Tracy Pilcher, deputy chief executive of Lincolnshire Community Health Services NHS Trust and director of nursing, allied health professionals and operations said: “Our clinical team would like to thank local residents for their patience and support during the temporary closure of the overnight urgent care services at Louth and Skegness hospitals.
“The temporary pause meant that we were able to transfer our staff to support local health care services including our community nursing teams and our inpatient wards in the face of unprecedented demand for our services brought about by the pandemic.
“During the temporary overnight closure, it’s been very positive to see the way people have adapted to using NHS 111 to get appropriate help and advice for any urgent medical condition.
“Using NHS 111 offers significant benefits for our patients including the convenience of bookable appointments at the Louth and Skegness Urgent Treatment Centres as well as video or telephone consultations with a clinician.”
The NHS 111 service is available 24/7 and all calls from a landline or mobile are free of charge. The service is also available online and via the NHS 111 app.
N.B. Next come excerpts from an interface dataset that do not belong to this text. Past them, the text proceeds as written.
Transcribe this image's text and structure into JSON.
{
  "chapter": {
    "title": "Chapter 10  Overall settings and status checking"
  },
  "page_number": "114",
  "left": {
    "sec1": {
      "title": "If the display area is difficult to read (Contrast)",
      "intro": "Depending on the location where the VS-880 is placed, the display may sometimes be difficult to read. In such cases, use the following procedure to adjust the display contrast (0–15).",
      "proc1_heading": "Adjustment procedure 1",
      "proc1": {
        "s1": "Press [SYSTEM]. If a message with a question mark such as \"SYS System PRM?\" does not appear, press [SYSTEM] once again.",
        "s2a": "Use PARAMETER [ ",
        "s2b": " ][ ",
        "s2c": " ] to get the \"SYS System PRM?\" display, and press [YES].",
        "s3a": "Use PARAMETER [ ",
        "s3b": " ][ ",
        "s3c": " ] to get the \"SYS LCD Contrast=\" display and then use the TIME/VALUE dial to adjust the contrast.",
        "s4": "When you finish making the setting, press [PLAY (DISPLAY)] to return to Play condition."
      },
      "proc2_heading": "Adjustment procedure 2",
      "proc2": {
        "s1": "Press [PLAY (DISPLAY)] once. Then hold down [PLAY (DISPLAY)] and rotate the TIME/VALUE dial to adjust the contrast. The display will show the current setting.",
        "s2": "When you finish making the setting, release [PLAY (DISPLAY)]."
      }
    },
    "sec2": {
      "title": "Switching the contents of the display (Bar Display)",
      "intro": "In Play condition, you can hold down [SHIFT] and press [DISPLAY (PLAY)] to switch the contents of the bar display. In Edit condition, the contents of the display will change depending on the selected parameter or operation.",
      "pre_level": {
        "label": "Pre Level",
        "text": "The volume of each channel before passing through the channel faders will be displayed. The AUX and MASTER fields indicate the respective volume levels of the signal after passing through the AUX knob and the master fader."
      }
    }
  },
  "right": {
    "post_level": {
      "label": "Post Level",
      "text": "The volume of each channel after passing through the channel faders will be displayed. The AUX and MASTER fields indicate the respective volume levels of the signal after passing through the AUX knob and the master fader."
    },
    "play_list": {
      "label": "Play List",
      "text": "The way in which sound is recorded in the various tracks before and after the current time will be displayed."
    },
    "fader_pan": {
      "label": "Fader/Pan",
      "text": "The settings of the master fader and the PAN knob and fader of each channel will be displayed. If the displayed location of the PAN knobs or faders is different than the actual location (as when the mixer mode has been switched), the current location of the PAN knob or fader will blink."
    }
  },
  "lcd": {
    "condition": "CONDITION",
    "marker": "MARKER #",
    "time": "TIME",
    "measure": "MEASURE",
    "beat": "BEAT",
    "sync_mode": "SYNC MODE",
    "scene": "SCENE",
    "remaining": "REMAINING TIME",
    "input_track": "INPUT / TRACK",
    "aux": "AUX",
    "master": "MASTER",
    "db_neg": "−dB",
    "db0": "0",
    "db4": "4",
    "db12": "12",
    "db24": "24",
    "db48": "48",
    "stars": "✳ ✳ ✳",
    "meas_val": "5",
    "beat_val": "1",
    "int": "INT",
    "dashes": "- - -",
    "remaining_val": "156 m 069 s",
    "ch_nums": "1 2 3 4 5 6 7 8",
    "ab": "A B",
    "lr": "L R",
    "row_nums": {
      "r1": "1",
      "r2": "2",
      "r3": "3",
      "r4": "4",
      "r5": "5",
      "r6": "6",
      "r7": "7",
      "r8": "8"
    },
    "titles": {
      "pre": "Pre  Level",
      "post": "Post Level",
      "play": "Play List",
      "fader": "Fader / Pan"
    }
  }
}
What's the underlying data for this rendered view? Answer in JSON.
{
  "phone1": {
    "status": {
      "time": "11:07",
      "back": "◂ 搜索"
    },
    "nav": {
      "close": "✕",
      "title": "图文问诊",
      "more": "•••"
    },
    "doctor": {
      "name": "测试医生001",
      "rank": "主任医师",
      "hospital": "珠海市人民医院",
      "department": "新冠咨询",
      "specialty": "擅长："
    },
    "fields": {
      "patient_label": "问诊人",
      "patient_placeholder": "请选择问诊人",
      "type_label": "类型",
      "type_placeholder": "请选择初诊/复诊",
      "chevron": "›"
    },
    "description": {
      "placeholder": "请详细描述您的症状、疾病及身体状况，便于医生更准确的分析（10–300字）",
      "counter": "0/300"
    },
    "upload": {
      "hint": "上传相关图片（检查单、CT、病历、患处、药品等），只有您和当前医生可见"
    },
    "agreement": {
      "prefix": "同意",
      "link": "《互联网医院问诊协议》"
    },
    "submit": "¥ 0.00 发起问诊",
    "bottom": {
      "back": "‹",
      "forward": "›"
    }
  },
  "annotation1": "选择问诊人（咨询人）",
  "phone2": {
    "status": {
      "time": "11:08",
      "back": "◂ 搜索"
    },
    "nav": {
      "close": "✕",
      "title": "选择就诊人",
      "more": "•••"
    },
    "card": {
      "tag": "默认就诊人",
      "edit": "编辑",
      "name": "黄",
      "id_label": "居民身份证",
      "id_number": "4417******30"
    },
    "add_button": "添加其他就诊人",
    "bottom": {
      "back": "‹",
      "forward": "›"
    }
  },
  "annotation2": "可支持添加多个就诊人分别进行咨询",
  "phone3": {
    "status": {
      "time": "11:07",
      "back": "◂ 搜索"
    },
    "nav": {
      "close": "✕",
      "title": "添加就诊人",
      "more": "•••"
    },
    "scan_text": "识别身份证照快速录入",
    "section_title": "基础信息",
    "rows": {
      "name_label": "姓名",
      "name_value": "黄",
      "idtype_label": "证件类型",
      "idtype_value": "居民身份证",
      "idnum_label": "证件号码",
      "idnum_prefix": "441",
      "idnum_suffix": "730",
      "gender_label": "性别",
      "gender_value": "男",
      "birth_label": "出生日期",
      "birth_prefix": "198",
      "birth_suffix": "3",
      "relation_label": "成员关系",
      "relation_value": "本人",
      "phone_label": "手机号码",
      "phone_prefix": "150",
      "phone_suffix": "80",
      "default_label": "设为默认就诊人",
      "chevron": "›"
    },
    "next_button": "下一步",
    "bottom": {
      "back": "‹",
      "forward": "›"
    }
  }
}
The service offers a wide range of services and medical help and advice including:
• bookable appointments at the Louth and Skegness Urgent Treatment Centres
• arranging a prescription for collection at a local pharmacy
• providing a telephone or video consultation with a local experienced clinician
• signposting to other services including emergency dentists, late opening pharmacies for medical advice and community nurses
• arranging home visits where appropriate
• general medical help and support.
Patients can walk into the Louth or Skegness Urgent Treatment Centres but will be assessed and, depending on their condition, will either be given an appointment to return later in the day or asked to wait to be seen.
Urgent treatment centres can treat a range of conditions which are not critical or life threatening.
These include sprains and strains, suspected broken limbs, minor head injuries, cuts and grazes, skin infections and rashes, bites and stings, minor eye problems, coughs and colds, feverish illness in adults and children, abdominal pain, vomiting and diarrhoea, minor scalds and burns, and emergency contraception.
In an emergency situation, patients should always dial 999.